Karl, from Inoculated Mind, describes Nature magazine’s selection of plant scientist Richard Sayre (as one of five crop scientists who could change the world) as “a good pick.” Sayre’s pet project, funded by the Bill and Melinda Gates Foundation, is to build a super cassava; 500 g will contain the daily requirements of protein, vitamin A and E, iron and zinc. Karl describes BioCassava Plus as “like golden rice on steroids.” And I guess whether you think that’s a good thing or not depends on what you think of Golden Rice and what you think of steroids.
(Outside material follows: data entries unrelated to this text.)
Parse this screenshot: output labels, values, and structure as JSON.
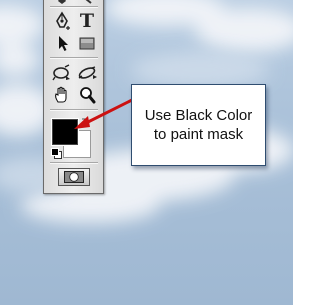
{
  "callout": {
    "line1": "Use Black Color",
    "line2": "to paint mask"
  },
  "colors": {
    "foreground": "#000000",
    "background": "#ffffff",
    "arrow": "#cc1111",
    "callout_border": "#2f4d70"
  },
  "toolbox": {
    "tools": [
      "pen-tool-icon",
      "type-tool-icon",
      "path-selection-tool-icon",
      "rectangle-tool-icon",
      "rotate-view-tool-icon",
      "3d-orbit-tool-icon",
      "hand-tool-icon",
      "zoom-tool-icon"
    ],
    "text_tool_glyph": "T"
  }
}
We’ve crossed swords on Golden Rice before now; I’m not going to go there. I’ll just repeat that I remain unconvinced that Golden Rice will measurably increase the nutritional health of people outside the mostly urban market economy, and that if they were to increase their vitamin A precursor intake with other foods it would, in my view, deliver greater total good.
I’ve made my thoughts on super cassava known too. And again, I repeat the fundamental question; when you have engineered one variety of cassava and planted it across Africa, how are you going to respond when the entire population falls prey to a newly virulent form of some disease?
The answer to nutritional deficiencies is not a super variety of any staple. It is diversity. People in the cities might be able to afford super-staples, and the farmers supplying it might do OK. But they will not help poor farmers either to earn a living or to improve their own nutrition.